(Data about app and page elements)
"""
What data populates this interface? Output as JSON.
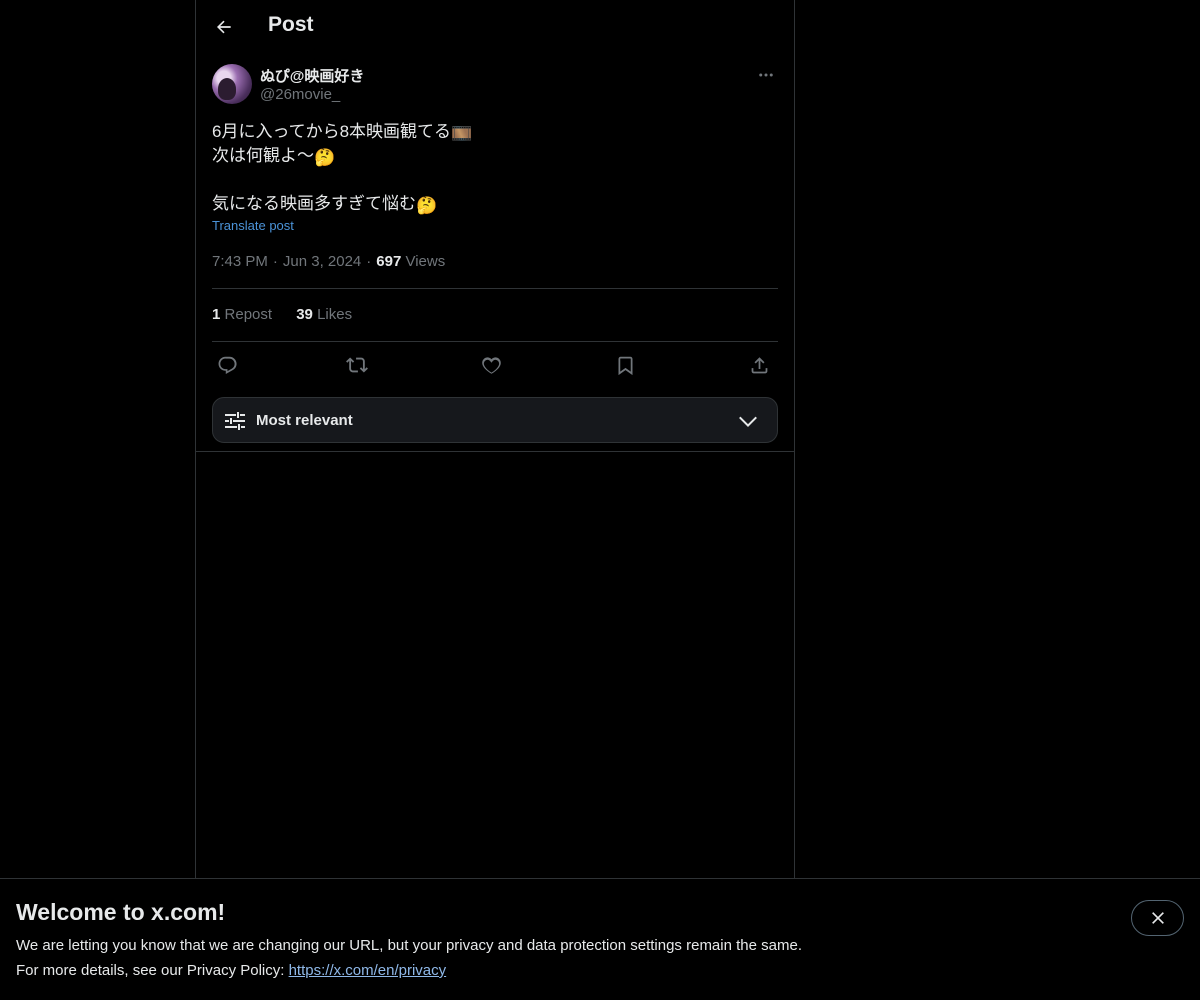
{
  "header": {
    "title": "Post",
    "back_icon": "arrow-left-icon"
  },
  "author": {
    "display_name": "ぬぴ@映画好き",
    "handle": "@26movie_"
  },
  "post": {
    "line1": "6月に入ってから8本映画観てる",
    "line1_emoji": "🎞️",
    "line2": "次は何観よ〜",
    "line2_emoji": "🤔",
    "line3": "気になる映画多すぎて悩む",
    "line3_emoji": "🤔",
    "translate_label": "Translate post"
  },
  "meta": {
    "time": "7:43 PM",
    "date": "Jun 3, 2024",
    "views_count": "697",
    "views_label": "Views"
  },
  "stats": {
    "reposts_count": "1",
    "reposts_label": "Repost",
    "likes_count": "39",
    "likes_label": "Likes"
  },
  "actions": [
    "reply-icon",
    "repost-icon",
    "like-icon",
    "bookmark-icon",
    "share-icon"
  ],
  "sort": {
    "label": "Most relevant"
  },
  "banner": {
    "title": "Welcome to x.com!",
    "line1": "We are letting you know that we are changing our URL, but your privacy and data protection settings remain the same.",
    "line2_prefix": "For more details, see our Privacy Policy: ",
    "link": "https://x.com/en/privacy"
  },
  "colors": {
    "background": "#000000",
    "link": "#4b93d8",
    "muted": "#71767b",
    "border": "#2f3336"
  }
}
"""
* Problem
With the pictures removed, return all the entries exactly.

* Answer box
What data populates this interface? Output as JSON.
{
  "header": {
    "title": "Post",
    "back_icon": "arrow-left-icon"
  },
  "author": {
    "display_name": "ぬぴ@映画好き",
    "handle": "@26movie_"
  },
  "post": {
    "line1": "6月に入ってから8本映画観てる",
    "line1_emoji": "🎞️",
    "line2": "次は何観よ〜",
    "line2_emoji": "🤔",
    "line3": "気になる映画多すぎて悩む",
    "line3_emoji": "🤔",
    "translate_label": "Translate post"
  },
  "meta": {
    "time": "7:43 PM",
    "date": "Jun 3, 2024",
    "views_count": "697",
    "views_label": "Views"
  },
  "stats": {
    "reposts_count": "1",
    "reposts_label": "Repost",
    "likes_count": "39",
    "likes_label": "Likes"
  },
  "actions": [
    "reply-icon",
    "repost-icon",
    "like-icon",
    "bookmark-icon",
    "share-icon"
  ],
  "sort": {
    "label": "Most relevant"
  },
  "banner": {
    "title": "Welcome to x.com!",
    "line1": "We are letting you know that we are changing our URL, but your privacy and data protection settings remain the same.",
    "line2_prefix": "For more details, see our Privacy Policy: ",
    "link": "https://x.com/en/privacy"
  },
  "colors": {
    "background": "#000000",
    "link": "#4b93d8",
    "muted": "#71767b",
    "border": "#2f3336"
  }
}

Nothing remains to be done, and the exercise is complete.